Your goal —
With the records in front of you, set every one of them down exactly.

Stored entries
================

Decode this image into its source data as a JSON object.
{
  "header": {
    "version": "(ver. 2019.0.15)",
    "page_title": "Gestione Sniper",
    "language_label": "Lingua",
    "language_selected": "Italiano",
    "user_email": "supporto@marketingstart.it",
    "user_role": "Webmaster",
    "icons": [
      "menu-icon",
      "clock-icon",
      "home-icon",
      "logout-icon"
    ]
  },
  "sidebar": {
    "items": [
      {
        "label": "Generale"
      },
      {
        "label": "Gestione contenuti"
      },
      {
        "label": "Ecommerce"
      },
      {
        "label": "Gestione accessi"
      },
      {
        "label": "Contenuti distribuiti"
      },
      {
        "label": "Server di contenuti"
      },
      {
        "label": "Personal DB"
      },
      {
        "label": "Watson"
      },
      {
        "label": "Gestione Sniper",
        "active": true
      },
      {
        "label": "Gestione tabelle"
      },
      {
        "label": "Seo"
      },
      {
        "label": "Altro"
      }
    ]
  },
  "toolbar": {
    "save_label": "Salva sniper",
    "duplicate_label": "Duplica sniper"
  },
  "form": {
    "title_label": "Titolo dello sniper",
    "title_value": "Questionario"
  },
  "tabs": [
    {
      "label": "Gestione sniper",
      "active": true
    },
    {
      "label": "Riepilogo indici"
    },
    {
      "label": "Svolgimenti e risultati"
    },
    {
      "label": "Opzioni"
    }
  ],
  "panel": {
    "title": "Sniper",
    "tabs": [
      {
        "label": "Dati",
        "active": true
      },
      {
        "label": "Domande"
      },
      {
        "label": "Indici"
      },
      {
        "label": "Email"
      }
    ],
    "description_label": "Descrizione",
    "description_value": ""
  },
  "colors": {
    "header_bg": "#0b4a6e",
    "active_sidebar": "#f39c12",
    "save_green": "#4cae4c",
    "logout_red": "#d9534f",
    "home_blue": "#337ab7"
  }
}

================

Solution for this exercise —
Decode this image into its source data as a JSON object.
{
  "header": {
    "version": "(ver. 2019.0.15)",
    "page_title": "Gestione Sniper",
    "language_label": "Lingua",
    "language_selected": "Italiano",
    "user_email": "supporto@marketingstart.it",
    "user_role": "Webmaster",
    "icons": [
      "menu-icon",
      "clock-icon",
      "home-icon",
      "logout-icon"
    ]
  },
  "sidebar": {
    "items": [
      {
        "label": "Generale"
      },
      {
        "label": "Gestione contenuti"
      },
      {
        "label": "Ecommerce"
      },
      {
        "label": "Gestione accessi"
      },
      {
        "label": "Contenuti distribuiti"
      },
      {
        "label": "Server di contenuti"
      },
      {
        "label": "Personal DB"
      },
      {
        "label": "Watson"
      },
      {
        "label": "Gestione Sniper",
        "active": true
      },
      {
        "label": "Gestione tabelle"
      },
      {
        "label": "Seo"
      },
      {
        "label": "Altro"
      }
    ]
  },
  "toolbar": {
    "save_label": "Salva sniper",
    "duplicate_label": "Duplica sniper"
  },
  "form": {
    "title_label": "Titolo dello sniper",
    "title_value": "Questionario"
  },
  "tabs": [
    {
      "label": "Gestione sniper",
      "active": true
    },
    {
      "label": "Riepilogo indici"
    },
    {
      "label": "Svolgimenti e risultati"
    },
    {
      "label": "Opzioni"
    }
  ],
  "panel": {
    "title": "Sniper",
    "tabs": [
      {
        "label": "Dati",
        "active": true
      },
      {
        "label": "Domande"
      },
      {
        "label": "Indici"
      },
      {
        "label": "Email"
      }
    ],
    "description_label": "Descrizione",
    "description_value": ""
  },
  "colors": {
    "header_bg": "#0b4a6e",
    "active_sidebar": "#f39c12",
    "save_green": "#4cae4c",
    "logout_red": "#d9534f",
    "home_blue": "#337ab7"
  }
}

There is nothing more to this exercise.